» **Your instructions**: If a line in the data has the string "image", please show it.

Records from a dataset
"""

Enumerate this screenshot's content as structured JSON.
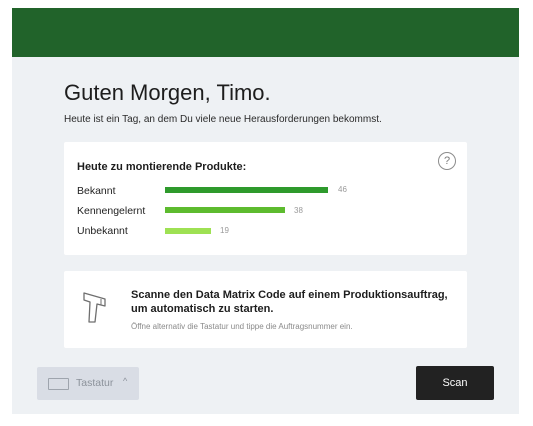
{
  "header": {
    "brand_color": "#21632a"
  },
  "greeting": {
    "title": "Guten Morgen, Timo.",
    "subtitle": "Heute ist ein Tag, an dem Du viele neue Herausforderungen bekommst."
  },
  "stats": {
    "title": "Heute zu montierende Produkte:",
    "help_icon": "?",
    "rows": [
      {
        "label": "Bekannt",
        "value": "46",
        "color": "#2e9a2c"
      },
      {
        "label": "Kennengelernt",
        "value": "38",
        "color": "#5dbb2f"
      },
      {
        "label": "Unbekannt",
        "value": "19",
        "color": "#9ee153"
      }
    ]
  },
  "scan_card": {
    "icon": "barcode-scanner-icon",
    "title": "Scanne den Data Matrix Code auf einem Produktionsauftrag, um automatisch zu starten.",
    "hint": "Öffne alternativ die Tastatur und tippe die Auftragsnummer ein."
  },
  "footer": {
    "keyboard_label": "Tastatur",
    "keyboard_chevron": "^",
    "scan_button": "Scan"
  }
}
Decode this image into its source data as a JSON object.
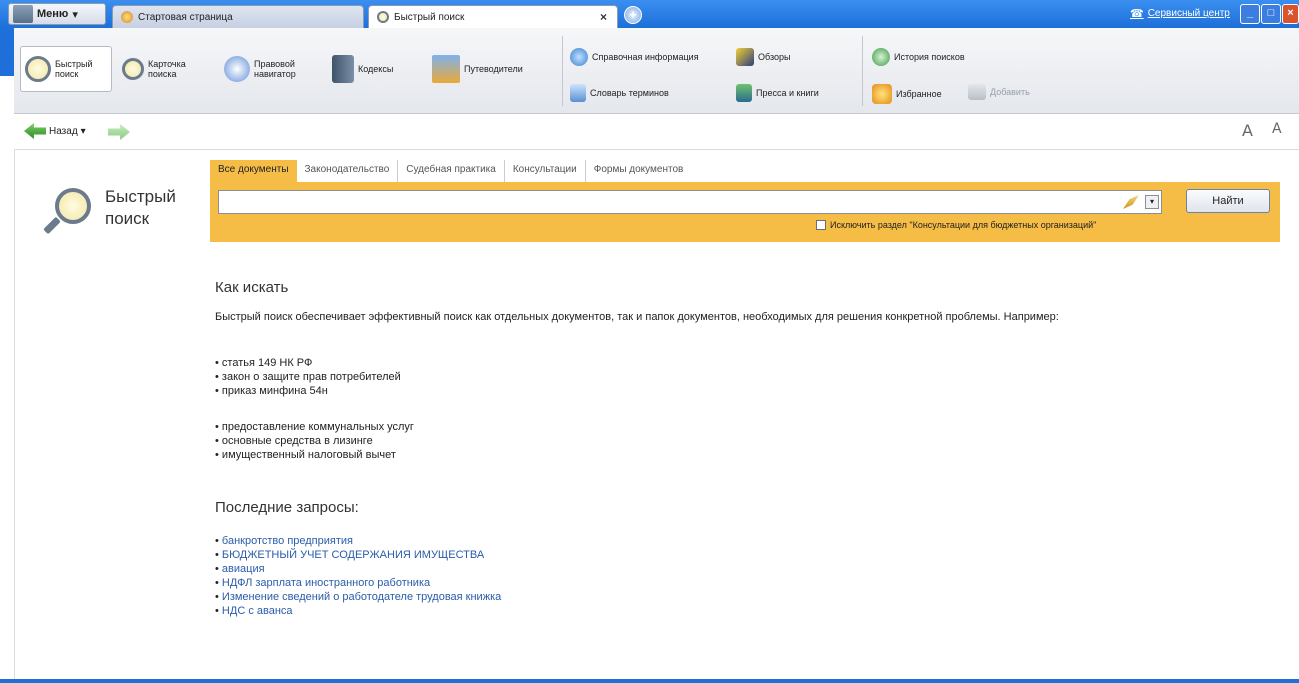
{
  "window": {
    "menu_label": "Меню",
    "tabs": [
      {
        "label": "Стартовая страница",
        "active": false
      },
      {
        "label": "Быстрый поиск",
        "active": true
      }
    ],
    "tab_close": "×",
    "tab_new": "+",
    "service_center": "Сервисный центр",
    "accent_color": "#1e6fd9"
  },
  "toolbar": {
    "quick_search": "Быстрый поиск",
    "search_card": "Карточка поиска",
    "legal_navigator": "Правовой навигатор",
    "codes": "Кодексы",
    "guides": "Путеводители",
    "reference_info": "Справочная информация",
    "reviews": "Обзоры",
    "glossary": "Словарь терминов",
    "press_books": "Пресса и книги",
    "search_history": "История поисков",
    "favorites": "Избранное",
    "add": "Добавить"
  },
  "nav": {
    "back_label": "Назад",
    "back_dropdown": "▾",
    "font_increase": "A",
    "font_decrease": "A"
  },
  "quick_search": {
    "title": "Быстрый поиск",
    "tabs": [
      "Все документы",
      "Законодательство",
      "Судебная практика",
      "Консультации",
      "Формы документов"
    ],
    "active_tab": "Все документы",
    "input_value": "",
    "dropdown_arrow": "▾",
    "find_button": "Найти",
    "exclude_label": "Исключить раздел \"Консультации для бюджетных организаций\"",
    "exclude_checked": false,
    "panel_color": "#f6bd46"
  },
  "how_to": {
    "heading": "Как искать",
    "description": "Быстрый поиск обеспечивает эффективный поиск как отдельных документов, так и папок документов, необходимых для решения конкретной проблемы. Например:",
    "examples_group1": [
      "статья 149 НК РФ",
      "закон о защите прав потребителей",
      "приказ минфина 54н"
    ],
    "examples_group2": [
      "предоставление коммунальных услуг",
      "основные средства в лизинге",
      "имущественный налоговый вычет"
    ]
  },
  "recent": {
    "heading": "Последние запросы:",
    "items": [
      "банкротство предприятия",
      "БЮДЖЕТНЫЙ УЧЕТ СОДЕРЖАНИЯ ИМУЩЕСТВА",
      "авиация",
      "НДФЛ зарплата иностранного работника",
      "Изменение сведений о работодателе трудовая книжка",
      "НДС с аванса"
    ]
  }
}
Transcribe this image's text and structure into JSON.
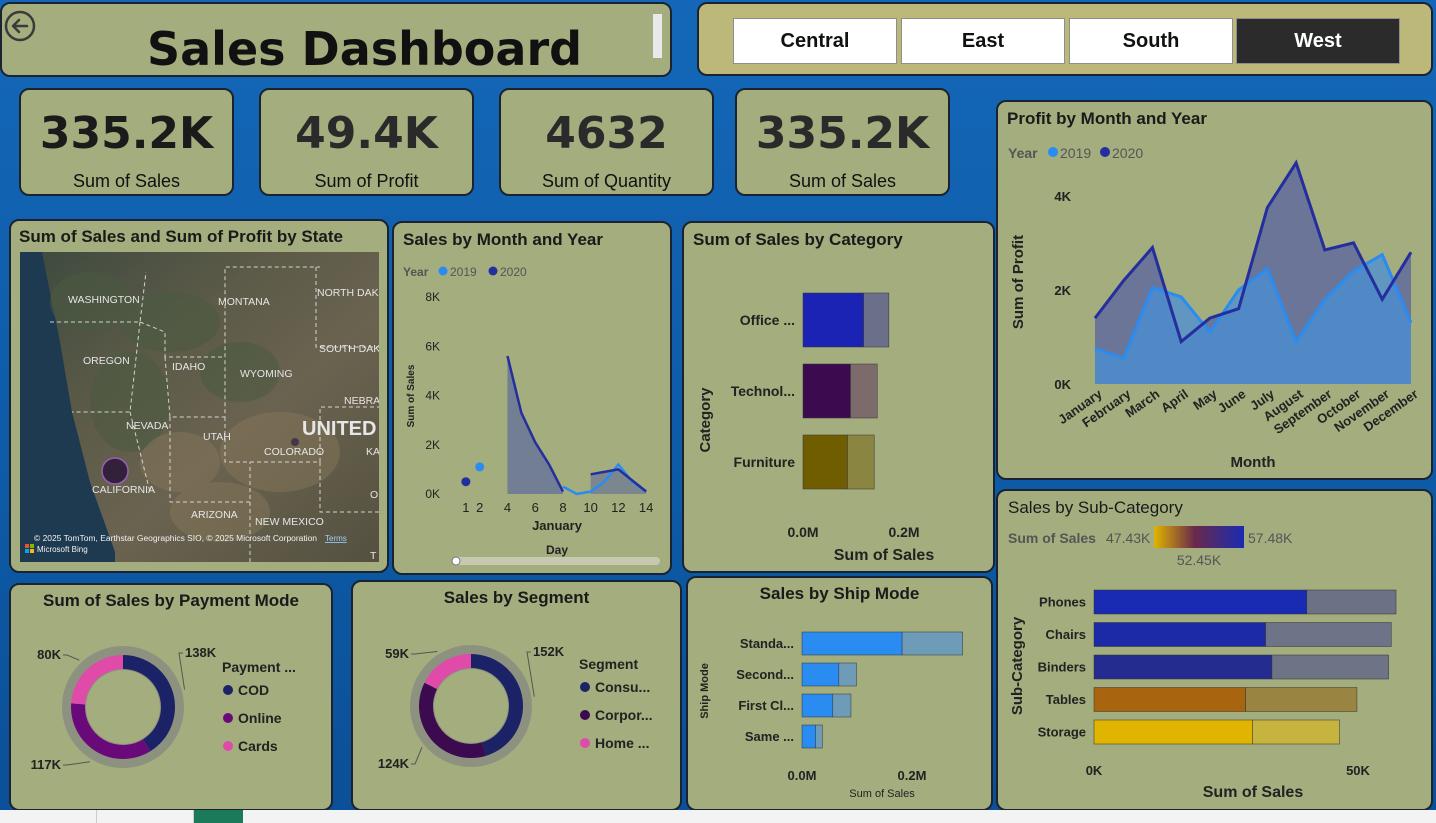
{
  "header": {
    "title": "Sales Dashboard"
  },
  "region_slicer": {
    "options": [
      "Central",
      "East",
      "South",
      "West"
    ],
    "selected": "West"
  },
  "kpis": [
    {
      "value": "335.2K",
      "label": "Sum of Sales"
    },
    {
      "value": "49.4K",
      "label": "Sum of Profit"
    },
    {
      "value": "4632",
      "label": "Sum of Quantity"
    },
    {
      "value": "335.2K",
      "label": "Sum of Sales"
    }
  ],
  "map": {
    "title": "Sum of Sales and Sum of Profit by State",
    "labels": [
      "WASHINGTON",
      "MONTANA",
      "NORTH DAK",
      "OREGON",
      "IDAHO",
      "SOUTH DAK",
      "WYOMING",
      "NEBRA",
      "UNITED",
      "NEVADA",
      "UTAH",
      "COLORADO",
      "KA",
      "CALIFORNIA",
      "ARIZONA",
      "NEW MEXICO",
      "O",
      "T"
    ],
    "attribution": "© 2025 TomTom, Earthstar Geographics SIO, © 2025 Microsoft Corporation",
    "terms": "Terms",
    "brand": "Microsoft Bing"
  },
  "legend_year": {
    "title": "Year",
    "items": [
      "2019",
      "2020"
    ],
    "colors": [
      "#2a8cf0",
      "#242e9e"
    ]
  },
  "chart_data": [
    {
      "id": "sales_by_month_year",
      "type": "line",
      "title": "Sales by Month and Year",
      "xlabel": "Day",
      "xgroup_label": "January",
      "ylabel": "Sum of Sales",
      "x_ticks": [
        1,
        2,
        4,
        6,
        8,
        10,
        12,
        14
      ],
      "y_ticks": [
        "0K",
        "2K",
        "4K",
        "6K",
        "8K"
      ],
      "ylim": [
        0,
        8000
      ],
      "series": [
        {
          "name": "2019",
          "x": [
            2,
            8,
            9,
            10,
            11,
            12,
            13,
            14
          ],
          "y": [
            1100,
            300,
            0,
            100,
            500,
            1200,
            500,
            100
          ]
        },
        {
          "name": "2020",
          "x": [
            1,
            4,
            5,
            6,
            7,
            8,
            10,
            12,
            14
          ],
          "y": [
            500,
            5600,
            3300,
            2100,
            1200,
            100,
            800,
            1000,
            100
          ]
        }
      ]
    },
    {
      "id": "sales_by_category",
      "type": "bar",
      "title": "Sum of Sales by Category",
      "xlabel": "Sum of Sales",
      "ylabel": "Category",
      "x_ticks": [
        "0.0M",
        "0.2M"
      ],
      "categories": [
        "Office ...",
        "Technol...",
        "Furniture"
      ],
      "series": [
        {
          "values": [
            0.12,
            0.094,
            0.088
          ]
        },
        {
          "values": [
            0.05,
            0.053,
            0.053
          ]
        }
      ],
      "colors": [
        [
          "#1a23b3",
          "#6b6f8a"
        ],
        [
          "#3b0a4f",
          "#7d6a6a"
        ],
        [
          "#6f5d00",
          "#8a8540"
        ]
      ]
    },
    {
      "id": "profit_by_month_year",
      "type": "area",
      "title": "Profit by Month and Year",
      "xlabel": "Month",
      "ylabel": "Sum of Profit",
      "y_ticks": [
        "0K",
        "2K",
        "4K"
      ],
      "ylim": [
        0,
        4400
      ],
      "categories": [
        "January",
        "February",
        "March",
        "April",
        "May",
        "June",
        "July",
        "August",
        "September",
        "October",
        "November",
        "December"
      ],
      "series": [
        {
          "name": "2019",
          "values": [
            750,
            550,
            2050,
            1850,
            1100,
            2000,
            2450,
            900,
            1800,
            2400,
            2750,
            1300
          ]
        },
        {
          "name": "2020",
          "values": [
            1400,
            2200,
            2900,
            900,
            1400,
            1600,
            3750,
            4700,
            2850,
            3000,
            1800,
            2800
          ]
        }
      ]
    },
    {
      "id": "sales_by_subcategory",
      "type": "bar",
      "title": "Sales by Sub-Category",
      "xlabel": "Sum of Sales",
      "ylabel": "Sub-Category",
      "x_ticks": [
        "0K",
        "50K"
      ],
      "categories": [
        "Phones",
        "Chairs",
        "Binders",
        "Tables",
        "Storage"
      ],
      "series": [
        {
          "values": [
            40300,
            32500,
            33700,
            28700,
            30000
          ]
        },
        {
          "values": [
            16900,
            23800,
            22100,
            21100,
            16500
          ]
        }
      ],
      "gradient_legend": {
        "label": "Sum of Sales",
        "min": "47.43K",
        "mid": "52.45K",
        "max": "57.48K"
      },
      "colors": [
        [
          "#1a2bb3",
          "#6b7285"
        ],
        [
          "#1c2aa8",
          "#6e7488"
        ],
        [
          "#242c8f",
          "#6f7386"
        ],
        [
          "#a9640f",
          "#9a8442"
        ],
        [
          "#e0b400",
          "#c7b43f"
        ]
      ]
    },
    {
      "id": "sales_by_payment_mode",
      "type": "pie",
      "title": "Sum of Sales by Payment Mode",
      "legend_title": "Payment ...",
      "labels": [
        "COD",
        "Online",
        "Cards"
      ],
      "values": [
        138,
        117,
        80
      ],
      "value_labels": [
        "138K",
        "117K",
        "80K"
      ],
      "colors": [
        "#1c2266",
        "#6a0a7a",
        "#e04aa8"
      ]
    },
    {
      "id": "sales_by_segment",
      "type": "pie",
      "title": "Sales by Segment",
      "legend_title": "Segment",
      "labels": [
        "Consu...",
        "Corpor...",
        "Home ..."
      ],
      "values": [
        152,
        124,
        59
      ],
      "value_labels": [
        "152K",
        "124K",
        "59K"
      ],
      "colors": [
        "#1c2266",
        "#3b0a4f",
        "#e04aa8"
      ]
    },
    {
      "id": "sales_by_ship_mode",
      "type": "bar",
      "title": "Sales by Ship Mode",
      "xlabel": "Sum of Sales",
      "ylabel": "Ship Mode",
      "x_ticks": [
        "0.0M",
        "0.2M"
      ],
      "categories": [
        "Standa...",
        "Second...",
        "First Cl...",
        "Same ..."
      ],
      "series": [
        {
          "values": [
            0.182,
            0.067,
            0.056,
            0.025
          ]
        },
        {
          "values": [
            0.11,
            0.032,
            0.033,
            0.012
          ]
        }
      ],
      "colors": [
        [
          "#2a8cf0",
          "#6e9cb8"
        ],
        [
          "#2a8cf0",
          "#6e9cb8"
        ],
        [
          "#2a8cf0",
          "#6e9cb8"
        ],
        [
          "#2a8cf0",
          "#6e9cb8"
        ]
      ]
    }
  ]
}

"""

» **Task answer**:
Decode this image into its source data as a JSON object.
Transcribe this image's text and structure into JSON.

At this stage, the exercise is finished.